* TASK DETAILS:
Repeat each entry exactly.

* DATA SHOWN:
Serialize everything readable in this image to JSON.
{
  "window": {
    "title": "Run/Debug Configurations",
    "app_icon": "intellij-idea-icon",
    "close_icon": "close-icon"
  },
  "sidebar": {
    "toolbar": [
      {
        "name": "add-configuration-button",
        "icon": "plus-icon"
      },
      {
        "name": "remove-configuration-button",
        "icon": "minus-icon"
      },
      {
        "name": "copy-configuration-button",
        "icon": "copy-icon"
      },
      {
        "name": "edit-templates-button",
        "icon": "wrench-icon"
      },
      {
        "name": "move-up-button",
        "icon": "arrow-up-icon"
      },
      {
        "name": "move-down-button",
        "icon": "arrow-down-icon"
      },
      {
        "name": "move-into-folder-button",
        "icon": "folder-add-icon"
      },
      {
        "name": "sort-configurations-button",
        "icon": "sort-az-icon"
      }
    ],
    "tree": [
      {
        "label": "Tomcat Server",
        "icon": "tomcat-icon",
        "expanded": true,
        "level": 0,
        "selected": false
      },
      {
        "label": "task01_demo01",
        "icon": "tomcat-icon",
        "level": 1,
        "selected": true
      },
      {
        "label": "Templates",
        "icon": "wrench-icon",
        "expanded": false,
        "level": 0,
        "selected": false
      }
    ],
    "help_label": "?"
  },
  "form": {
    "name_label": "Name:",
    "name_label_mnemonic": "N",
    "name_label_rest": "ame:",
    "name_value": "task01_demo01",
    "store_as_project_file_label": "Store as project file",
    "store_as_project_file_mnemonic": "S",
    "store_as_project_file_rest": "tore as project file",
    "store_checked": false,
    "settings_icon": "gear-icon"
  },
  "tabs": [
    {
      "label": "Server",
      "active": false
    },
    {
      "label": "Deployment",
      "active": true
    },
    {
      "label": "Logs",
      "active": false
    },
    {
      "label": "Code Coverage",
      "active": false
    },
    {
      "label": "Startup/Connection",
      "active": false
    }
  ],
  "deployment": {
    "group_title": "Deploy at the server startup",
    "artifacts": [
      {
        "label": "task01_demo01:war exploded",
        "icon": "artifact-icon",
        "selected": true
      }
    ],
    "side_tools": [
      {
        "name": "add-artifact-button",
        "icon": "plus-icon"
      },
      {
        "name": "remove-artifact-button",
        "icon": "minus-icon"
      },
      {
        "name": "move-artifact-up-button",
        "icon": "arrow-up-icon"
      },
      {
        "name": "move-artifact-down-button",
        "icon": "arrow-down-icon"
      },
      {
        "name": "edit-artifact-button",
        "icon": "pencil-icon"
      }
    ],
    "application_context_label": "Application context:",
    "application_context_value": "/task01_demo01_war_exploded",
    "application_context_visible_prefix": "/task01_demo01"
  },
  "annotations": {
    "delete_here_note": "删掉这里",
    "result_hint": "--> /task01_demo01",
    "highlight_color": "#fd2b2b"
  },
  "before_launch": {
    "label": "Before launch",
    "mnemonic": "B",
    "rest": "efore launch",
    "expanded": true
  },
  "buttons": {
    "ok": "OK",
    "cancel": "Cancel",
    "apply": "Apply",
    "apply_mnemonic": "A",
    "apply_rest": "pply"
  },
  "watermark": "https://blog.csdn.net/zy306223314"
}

* SOLUTION TO THIS EXERCISE:
Serialize everything readable in this image to JSON.
{
  "window": {
    "title": "Run/Debug Configurations",
    "app_icon": "intellij-idea-icon",
    "close_icon": "close-icon"
  },
  "sidebar": {
    "toolbar": [
      {
        "name": "add-configuration-button",
        "icon": "plus-icon"
      },
      {
        "name": "remove-configuration-button",
        "icon": "minus-icon"
      },
      {
        "name": "copy-configuration-button",
        "icon": "copy-icon"
      },
      {
        "name": "edit-templates-button",
        "icon": "wrench-icon"
      },
      {
        "name": "move-up-button",
        "icon": "arrow-up-icon"
      },
      {
        "name": "move-down-button",
        "icon": "arrow-down-icon"
      },
      {
        "name": "move-into-folder-button",
        "icon": "folder-add-icon"
      },
      {
        "name": "sort-configurations-button",
        "icon": "sort-az-icon"
      }
    ],
    "tree": [
      {
        "label": "Tomcat Server",
        "icon": "tomcat-icon",
        "expanded": true,
        "level": 0,
        "selected": false
      },
      {
        "label": "task01_demo01",
        "icon": "tomcat-icon",
        "level": 1,
        "selected": true
      },
      {
        "label": "Templates",
        "icon": "wrench-icon",
        "expanded": false,
        "level": 0,
        "selected": false
      }
    ],
    "help_label": "?"
  },
  "form": {
    "name_label": "Name:",
    "name_label_mnemonic": "N",
    "name_label_rest": "ame:",
    "name_value": "task01_demo01",
    "store_as_project_file_label": "Store as project file",
    "store_as_project_file_mnemonic": "S",
    "store_as_project_file_rest": "tore as project file",
    "store_checked": false,
    "settings_icon": "gear-icon"
  },
  "tabs": [
    {
      "label": "Server",
      "active": false
    },
    {
      "label": "Deployment",
      "active": true
    },
    {
      "label": "Logs",
      "active": false
    },
    {
      "label": "Code Coverage",
      "active": false
    },
    {
      "label": "Startup/Connection",
      "active": false
    }
  ],
  "deployment": {
    "group_title": "Deploy at the server startup",
    "artifacts": [
      {
        "label": "task01_demo01:war exploded",
        "icon": "artifact-icon",
        "selected": true
      }
    ],
    "side_tools": [
      {
        "name": "add-artifact-button",
        "icon": "plus-icon"
      },
      {
        "name": "remove-artifact-button",
        "icon": "minus-icon"
      },
      {
        "name": "move-artifact-up-button",
        "icon": "arrow-up-icon"
      },
      {
        "name": "move-artifact-down-button",
        "icon": "arrow-down-icon"
      },
      {
        "name": "edit-artifact-button",
        "icon": "pencil-icon"
      }
    ],
    "application_context_label": "Application context:",
    "application_context_value": "/task01_demo01_war_exploded",
    "application_context_visible_prefix": "/task01_demo01"
  },
  "annotations": {
    "delete_here_note": "删掉这里",
    "result_hint": "--> /task01_demo01",
    "highlight_color": "#fd2b2b"
  },
  "before_launch": {
    "label": "Before launch",
    "mnemonic": "B",
    "rest": "efore launch",
    "expanded": true
  },
  "buttons": {
    "ok": "OK",
    "cancel": "Cancel",
    "apply": "Apply",
    "apply_mnemonic": "A",
    "apply_rest": "pply"
  },
  "watermark": "https://blog.csdn.net/zy306223314"
}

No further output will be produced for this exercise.